Tiger lily (Lillium columbianum). Watercolor by Carolyn Newberger

Illuminating the Hidden Forest, Chapter 48: Wildflowers

During this terrible time of police violence, protest, burning cities and pandemic, these woodland flowers call me to them like shelter in a storm.

To read the previous chapters of ‘Illuminating the Hidden Forest,’ click here.

May 30, 2020

As I walk through the forest on these late spring days, I see wildflowers opening their faces to the world day by day. During this terrible time of police violence, racial injustice, protest, burning cities and pandemic, these woodland flowers call me to them like shelter in a storm.

Each flower is lovely in its own way. Although I take their photos, when I return home, I search my wildflower books for their common and Latin names. Names are important for memory, both for the living and for the dead.

Here are some of the wildflowers that I find on my walks in the woods.

Columbine (Aquilegia canadensis) on Balance Rock. Photo: Carolyn Newberger

I’ve been following this delicate flower with its jaunty pink cap since late March, when I spotted its first tender leaves peeking from a crevasse in Balance Rock in Kennedy Park. Now it waves improbably in the breeze, in full and exuberant bloom.

Canadian lousewort (Pedicularis canadensis) on Balance Rock trail. Photo: Carolyn Newberger

Canadian lousewort grows on a ridge on Balance Rock trail in only one spot that I have found. It begins with a low whorl of fuzzy, purple leaves begging to be stroked, then erupts like fireworks into a swirling yellow blossom.

Early dog-violet (Viola reichenbachiana glabrous). Photo: Carolyn Newberger

Such a humble name for such an enchanting flower, the softest purple-blue like tiny trumpet clusters, nestled against rocks on the forest floor.

Foamflower (Tiarella cordifolia). Photo: Carolyn Newberger

Foamflowers’ tiny white blossoms climbing slender stalks look insubstantial, but massed together, they can create fields of white, like clouds blowing in the breeze.

Wild geranium (Geranium maculatum). Photo: Carolyn Newberger

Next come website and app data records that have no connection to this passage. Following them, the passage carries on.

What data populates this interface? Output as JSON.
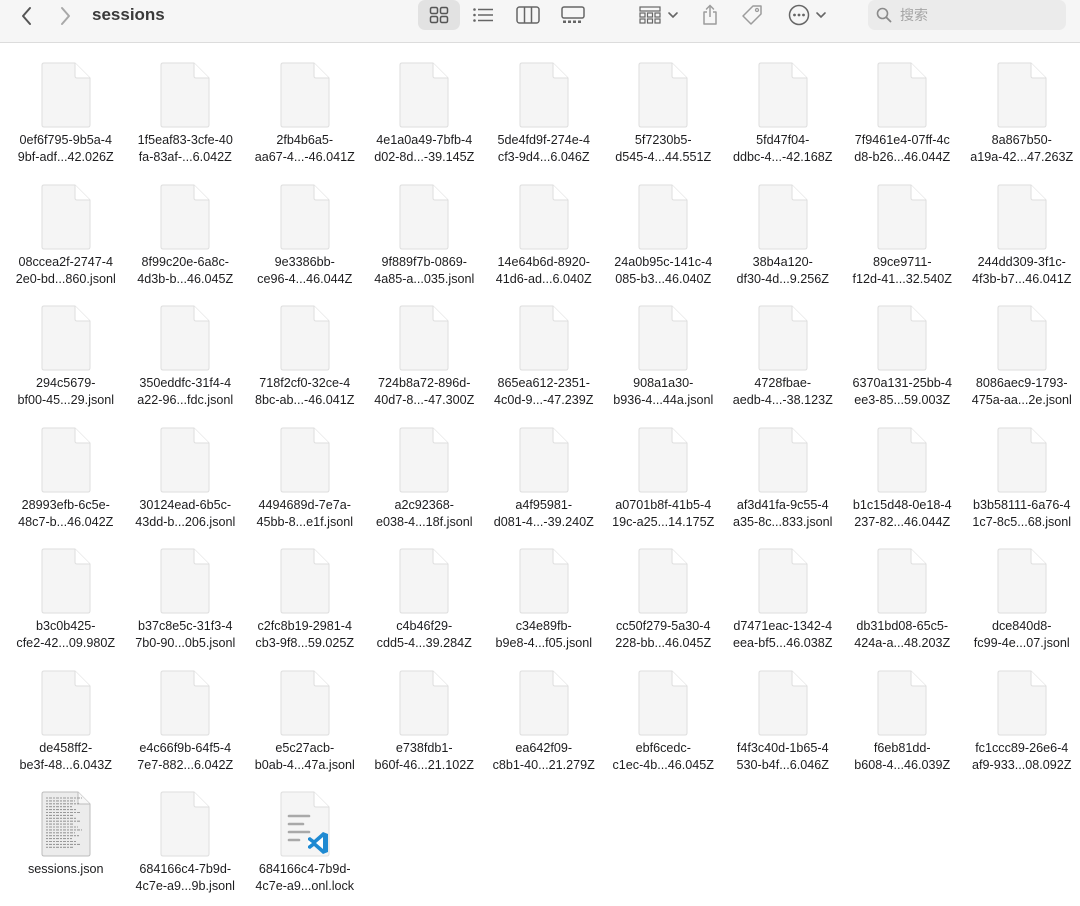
{
  "window": {
    "folder_title": "sessions",
    "search_placeholder": "搜索"
  },
  "toolbar": {
    "icons": [
      "chevron-left-icon",
      "chevron-right-icon",
      "icon-view-icon",
      "list-view-icon",
      "column-view-icon",
      "gallery-view-icon",
      "group-icon",
      "share-icon",
      "tag-icon",
      "more-icon",
      "search-icon"
    ],
    "active_view": "icon-view"
  },
  "files": [
    {
      "label": "0ef6f795-9b5a-4\n9bf-adf...42.026Z",
      "type": "blank"
    },
    {
      "label": "1f5eaf83-3cfe-40\nfa-83af-...6.042Z",
      "type": "blank"
    },
    {
      "label": "2fb4b6a5-\naa67-4...-46.041Z",
      "type": "blank"
    },
    {
      "label": "4e1a0a49-7bfb-4\nd02-8d...-39.145Z",
      "type": "blank"
    },
    {
      "label": "5de4fd9f-274e-4\ncf3-9d4...6.046Z",
      "type": "blank"
    },
    {
      "label": "5f7230b5-\nd545-4...44.551Z",
      "type": "blank"
    },
    {
      "label": "5fd47f04-\nddbc-4...-42.168Z",
      "type": "blank"
    },
    {
      "label": "7f9461e4-07ff-4c\nd8-b26...46.044Z",
      "type": "blank"
    },
    {
      "label": "8a867b50-\na19a-42...47.263Z",
      "type": "blank"
    },
    {
      "label": "08ccea2f-2747-4\n2e0-bd...860.jsonl",
      "type": "blank"
    },
    {
      "label": "8f99c20e-6a8c-\n4d3b-b...46.045Z",
      "type": "blank"
    },
    {
      "label": "9e3386bb-\nce96-4...46.044Z",
      "type": "blank"
    },
    {
      "label": "9f889f7b-0869-\n4a85-a...035.jsonl",
      "type": "blank"
    },
    {
      "label": "14e64b6d-8920-\n41d6-ad...6.040Z",
      "type": "blank"
    },
    {
      "label": "24a0b95c-141c-4\n085-b3...46.040Z",
      "type": "blank"
    },
    {
      "label": "38b4a120-\ndf30-4d...9.256Z",
      "type": "blank"
    },
    {
      "label": "89ce9711-\nf12d-41...32.540Z",
      "type": "blank"
    },
    {
      "label": "244dd309-3f1c-\n4f3b-b7...46.041Z",
      "type": "blank"
    },
    {
      "label": "294c5679-\nbf00-45...29.jsonl",
      "type": "blank"
    },
    {
      "label": "350eddfc-31f4-4\na22-96...fdc.jsonl",
      "type": "blank"
    },
    {
      "label": "718f2cf0-32ce-4\n8bc-ab...-46.041Z",
      "type": "blank"
    },
    {
      "label": "724b8a72-896d-\n40d7-8...-47.300Z",
      "type": "blank"
    },
    {
      "label": "865ea612-2351-\n4c0d-9...-47.239Z",
      "type": "blank"
    },
    {
      "label": "908a1a30-\nb936-4...44a.jsonl",
      "type": "blank"
    },
    {
      "label": "4728fbae-\naedb-4...-38.123Z",
      "type": "blank"
    },
    {
      "label": "6370a131-25bb-4\nee3-85...59.003Z",
      "type": "blank"
    },
    {
      "label": "8086aec9-1793-\n475a-aa...2e.jsonl",
      "type": "blank"
    },
    {
      "label": "28993efb-6c5e-\n48c7-b...46.042Z",
      "type": "blank"
    },
    {
      "label": "30124ead-6b5c-\n43dd-b...206.jsonl",
      "type": "blank"
    },
    {
      "label": "4494689d-7e7a-\n45bb-8...e1f.jsonl",
      "type": "blank"
    },
    {
      "label": "a2c92368-\ne038-4...18f.jsonl",
      "type": "blank"
    },
    {
      "label": "a4f95981-\nd081-4...-39.240Z",
      "type": "blank"
    },
    {
      "label": "a0701b8f-41b5-4\n19c-a25...14.175Z",
      "type": "blank"
    },
    {
      "label": "af3d41fa-9c55-4\na35-8c...833.jsonl",
      "type": "blank"
    },
    {
      "label": "b1c15d48-0e18-4\n237-82...46.044Z",
      "type": "blank"
    },
    {
      "label": "b3b58111-6a76-4\n1c7-8c5...68.jsonl",
      "type": "blank"
    },
    {
      "label": "b3c0b425-\ncfe2-42...09.980Z",
      "type": "blank"
    },
    {
      "label": "b37c8e5c-31f3-4\n7b0-90...0b5.jsonl",
      "type": "blank"
    },
    {
      "label": "c2fc8b19-2981-4\ncb3-9f8...59.025Z",
      "type": "blank"
    },
    {
      "label": "c4b46f29-\ncdd5-4...39.284Z",
      "type": "blank"
    },
    {
      "label": "c34e89fb-\nb9e8-4...f05.jsonl",
      "type": "blank"
    },
    {
      "label": "cc50f279-5a30-4\n228-bb...46.045Z",
      "type": "blank"
    },
    {
      "label": "d7471eac-1342-4\neea-bf5...46.038Z",
      "type": "blank"
    },
    {
      "label": "db31bd08-65c5-\n424a-a...48.203Z",
      "type": "blank"
    },
    {
      "label": "dce840d8-\nfc99-4e...07.jsonl",
      "type": "blank"
    },
    {
      "label": "de458ff2-\nbe3f-48...6.043Z",
      "type": "blank"
    },
    {
      "label": "e4c66f9b-64f5-4\n7e7-882...6.042Z",
      "type": "blank"
    },
    {
      "label": "e5c27acb-\nb0ab-4...47a.jsonl",
      "type": "blank"
    },
    {
      "label": "e738fdb1-\nb60f-46...21.102Z",
      "type": "blank"
    },
    {
      "label": "ea642f09-\nc8b1-40...21.279Z",
      "type": "blank"
    },
    {
      "label": "ebf6cedc-\nc1ec-4b...46.045Z",
      "type": "blank"
    },
    {
      "label": "f4f3c40d-1b65-4\n530-b4f...6.046Z",
      "type": "blank"
    },
    {
      "label": "f6eb81dd-\nb608-4...46.039Z",
      "type": "blank"
    },
    {
      "label": "fc1ccc89-26e6-4\naf9-933...08.092Z",
      "type": "blank"
    },
    {
      "label": "sessions.json",
      "type": "json"
    },
    {
      "label": "684166c4-7b9d-\n4c7e-a9...9b.jsonl",
      "type": "blank"
    },
    {
      "label": "684166c4-7b9d-\n4c7e-a9...onl.lock",
      "type": "vscode"
    }
  ]
}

Wild geraniums are abundant, their cut leaves and simple pink faces greeting me around every turn, like good friends, always there.

Jack-in-the-pulpit (Arisaema triphyllum). Photo: Carolyn Newberger

Jack-in-the-pulpit is a shy plant. It grows quietly in shady spots, hiding tiny male and female flowers on a column, called a spadex, within its hood.

Wild lily-of-the-valley (Maianthemum canadence). Photo: Carolyn Newberger

Wild lily-of-the-valley spreads in shady places low to the ground, with short batons of tiny flower clusters nestled within two glossy heart-shaped leaves.

Alpine aster (Aster alpinus). Photo: Carolyn Newberger

And finally, the alpine aster shines its face to the sun. Its purple ray of petals surrounds a brilliant golden center, their complementary colors creating a visual vibration.

Each of these flowers is an individual, occupying a unique place and purpose, bringing delight to the eye and freshness to the spirit.